* **Assignment**:
From the line that contains "Convert this screenshot" through the end of the records below, write out each line exactly as it appears, but not the pictures.

Excerpts from an interface dataset:
-- Opening Marker --

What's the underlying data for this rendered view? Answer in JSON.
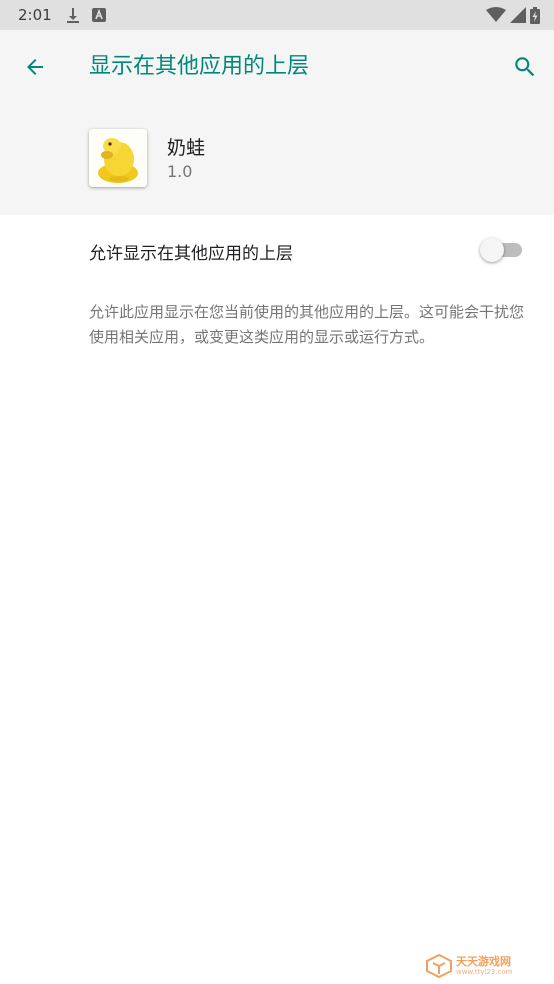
{
  "status_bar": {
    "time": "2:01",
    "icons": [
      "download-icon",
      "a-notification-icon",
      "wifi-icon",
      "signal-icon",
      "battery-icon"
    ]
  },
  "header": {
    "title": "显示在其他应用的上层",
    "back_icon": "arrow-left-icon",
    "search_icon": "search-icon",
    "accent_color": "#00897b"
  },
  "app": {
    "name": "奶蛙",
    "version": "1.0"
  },
  "permission": {
    "label": "允许显示在其他应用的上层",
    "enabled": false,
    "description": "允许此应用显示在您当前使用的其他应用的上层。这可能会干扰您使用相关应用，或变更这类应用的显示或运行方式。"
  },
  "watermark": {
    "name": "天天游戏网",
    "url": "www.ttyl23.com"
  }
}
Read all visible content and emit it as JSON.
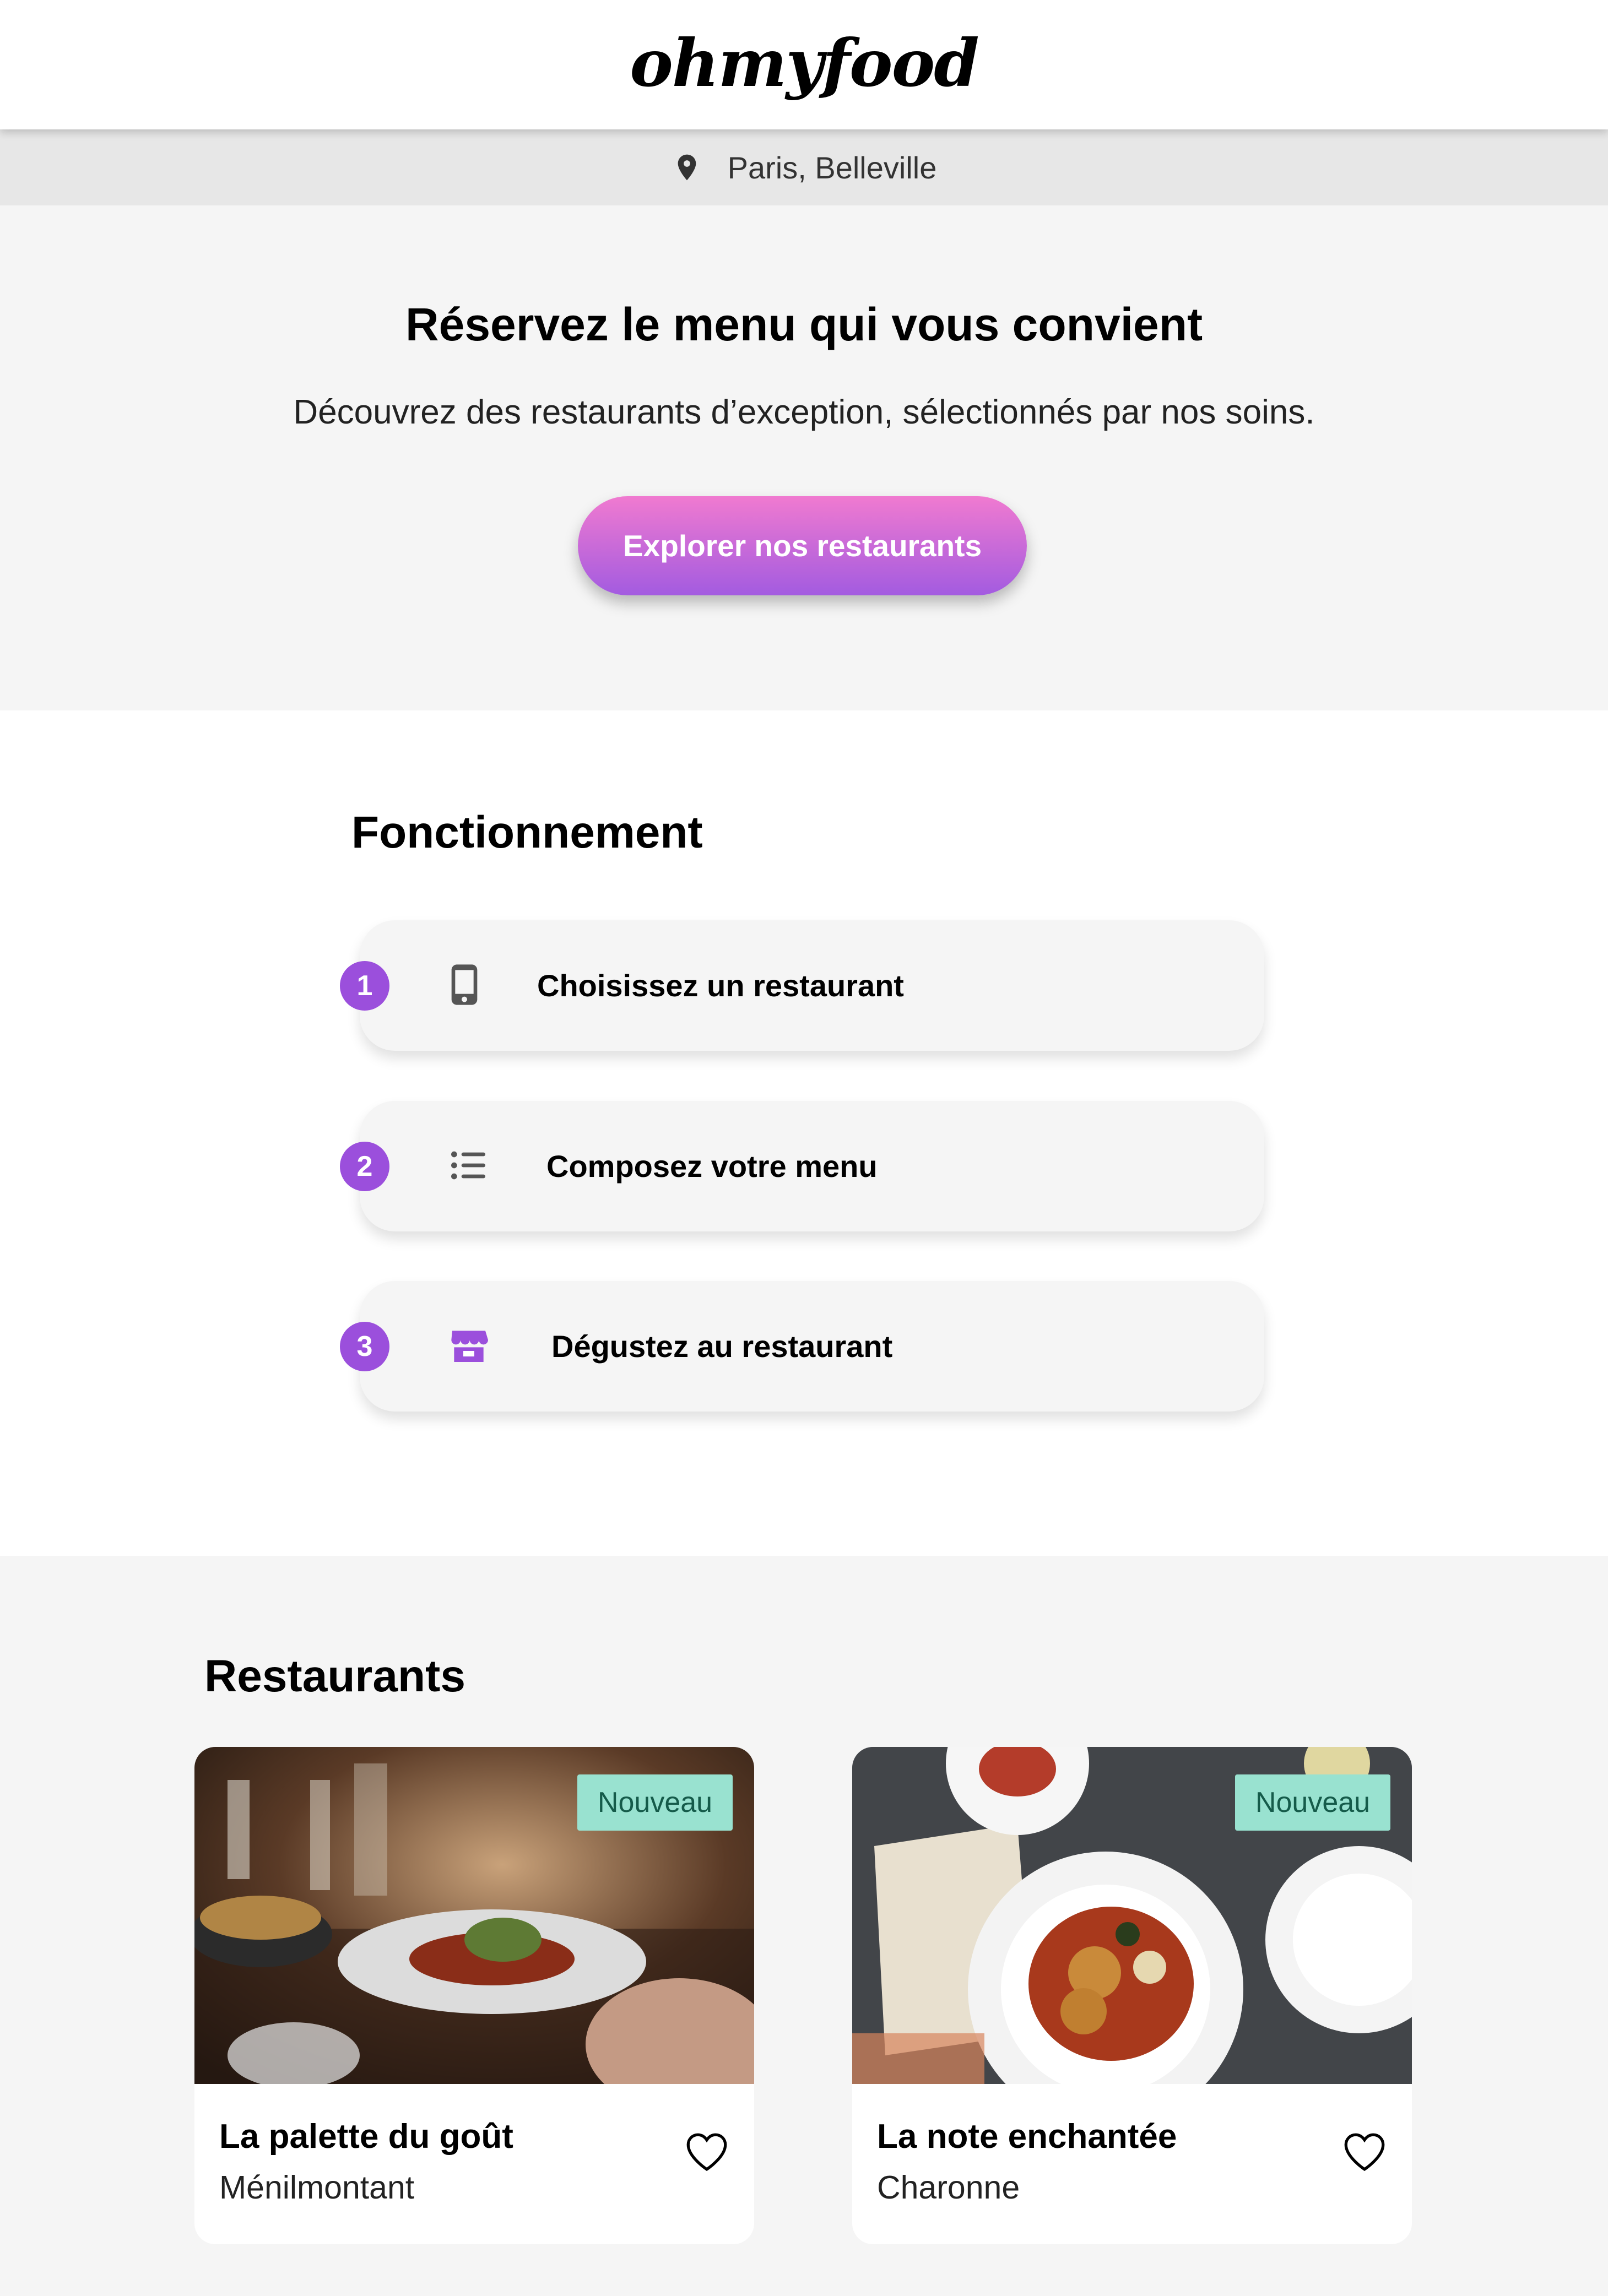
{
  "header": {
    "logo": "ohmyfood"
  },
  "location": {
    "label": "Paris, Belleville",
    "icon": "location-pin-icon"
  },
  "hero": {
    "title": "Réservez le menu qui vous convient",
    "subtitle": "Découvrez des restaurants d’exception, sélectionnés par nos soins.",
    "cta_label": "Explorer nos restaurants"
  },
  "how": {
    "title": "Fonctionnement",
    "steps": [
      {
        "number": "1",
        "icon": "mobile-phone-icon",
        "label": "Choisissez un restaurant"
      },
      {
        "number": "2",
        "icon": "list-icon",
        "label": "Composez votre menu"
      },
      {
        "number": "3",
        "icon": "store-icon",
        "label": "Dégustez au restaurant"
      }
    ]
  },
  "restaurants": {
    "title": "Restaurants",
    "items": [
      {
        "name": "La palette du goût",
        "location": "Ménilmontant",
        "badge": "Nouveau",
        "favorite_icon": "heart-outline-icon"
      },
      {
        "name": "La note enchantée",
        "location": "Charonne",
        "badge": "Nouveau",
        "favorite_icon": "heart-outline-icon"
      }
    ]
  },
  "colors": {
    "accent": "#9b4fdc",
    "cta_gradient_top": "#f07ad0",
    "cta_gradient_bottom": "#a35be0",
    "badge_bg": "#99e2d0",
    "badge_text": "#155b4a"
  }
}
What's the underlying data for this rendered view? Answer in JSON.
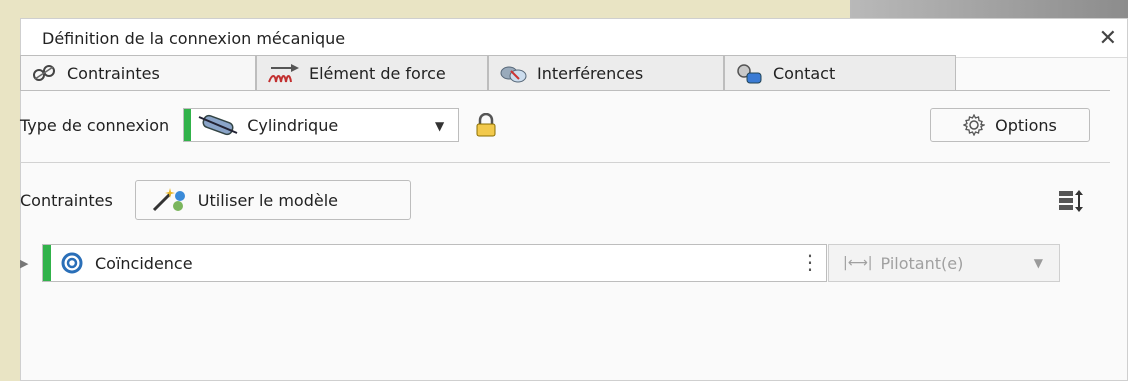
{
  "dialog": {
    "title": "Définition de la connexion mécanique",
    "close_glyph": "✕"
  },
  "tabs": [
    {
      "label": "Contraintes",
      "icon": "constraints-icon",
      "active": true
    },
    {
      "label": "Elément de force",
      "icon": "spring-force-icon",
      "active": false
    },
    {
      "label": "Interférences",
      "icon": "interference-icon",
      "active": false
    },
    {
      "label": "Contact",
      "icon": "contact-icon",
      "active": false
    }
  ],
  "connection": {
    "label": "Type de connexion",
    "type_value": "Cylindrique",
    "type_icon": "cylinder-icon",
    "lock_icon": "lock-icon",
    "options_label": "Options"
  },
  "constraints": {
    "label": "Contraintes",
    "use_model_label": "Utiliser le modèle",
    "items": [
      {
        "name": "Coïncidence",
        "mode": "Pilotant(e)"
      }
    ]
  },
  "colors": {
    "accent_green": "#31b24a",
    "tab_active": "#f7f7f7"
  }
}
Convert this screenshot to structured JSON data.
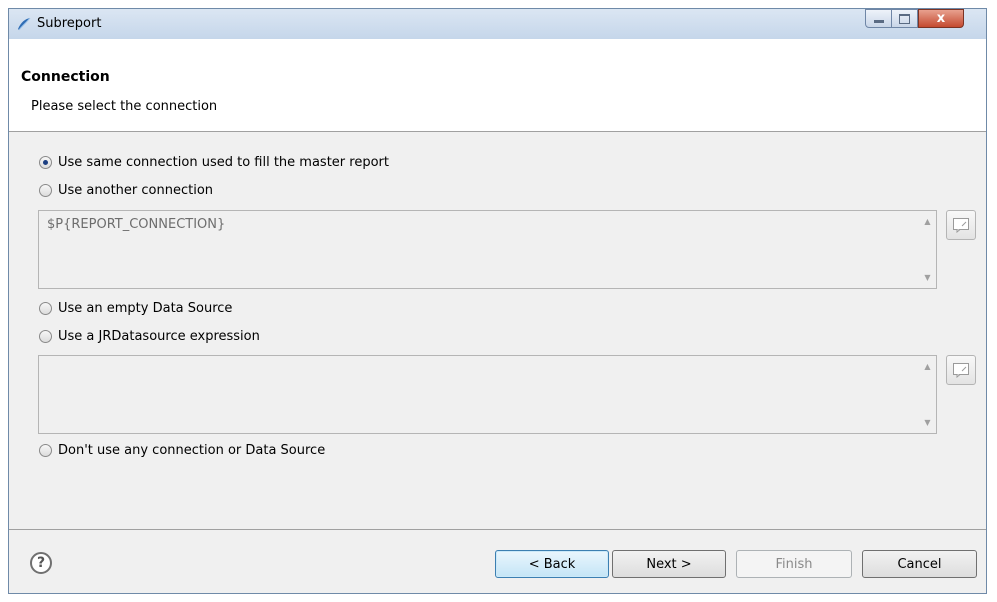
{
  "window": {
    "title": "Subreport",
    "controls": {
      "close_label": "x"
    }
  },
  "header": {
    "title": "Connection",
    "description": "Please select the connection"
  },
  "options": [
    {
      "label": "Use same connection used to fill the master report",
      "selected": true
    },
    {
      "label": "Use another connection",
      "selected": false
    },
    {
      "label": "Use an empty Data Source",
      "selected": false
    },
    {
      "label": "Use a JRDatasource expression",
      "selected": false
    },
    {
      "label": "Don't use any connection or Data Source",
      "selected": false
    }
  ],
  "connection_expression": {
    "value": "$P{REPORT_CONNECTION}"
  },
  "datasource_expression": {
    "value": ""
  },
  "footer": {
    "help_icon": "?",
    "back_label": "< Back",
    "next_label": "Next >",
    "finish_label": "Finish",
    "cancel_label": "Cancel"
  },
  "colors": {
    "selected_radio": "#1c3f82",
    "accent_button_border": "#3c7fb1"
  }
}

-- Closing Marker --

* **Exercise answer**:
Convert this screenshot to structured JSON data.
{
  "window": {
    "title": "Subreport",
    "controls": {
      "close_label": "x"
    }
  },
  "header": {
    "title": "Connection",
    "description": "Please select the connection"
  },
  "options": [
    {
      "label": "Use same connection used to fill the master report",
      "selected": true
    },
    {
      "label": "Use another connection",
      "selected": false
    },
    {
      "label": "Use an empty Data Source",
      "selected": false
    },
    {
      "label": "Use a JRDatasource expression",
      "selected": false
    },
    {
      "label": "Don't use any connection or Data Source",
      "selected": false
    }
  ],
  "connection_expression": {
    "value": "$P{REPORT_CONNECTION}"
  },
  "datasource_expression": {
    "value": ""
  },
  "footer": {
    "help_icon": "?",
    "back_label": "< Back",
    "next_label": "Next >",
    "finish_label": "Finish",
    "cancel_label": "Cancel"
  },
  "colors": {
    "selected_radio": "#1c3f82",
    "accent_button_border": "#3c7fb1"
  }
}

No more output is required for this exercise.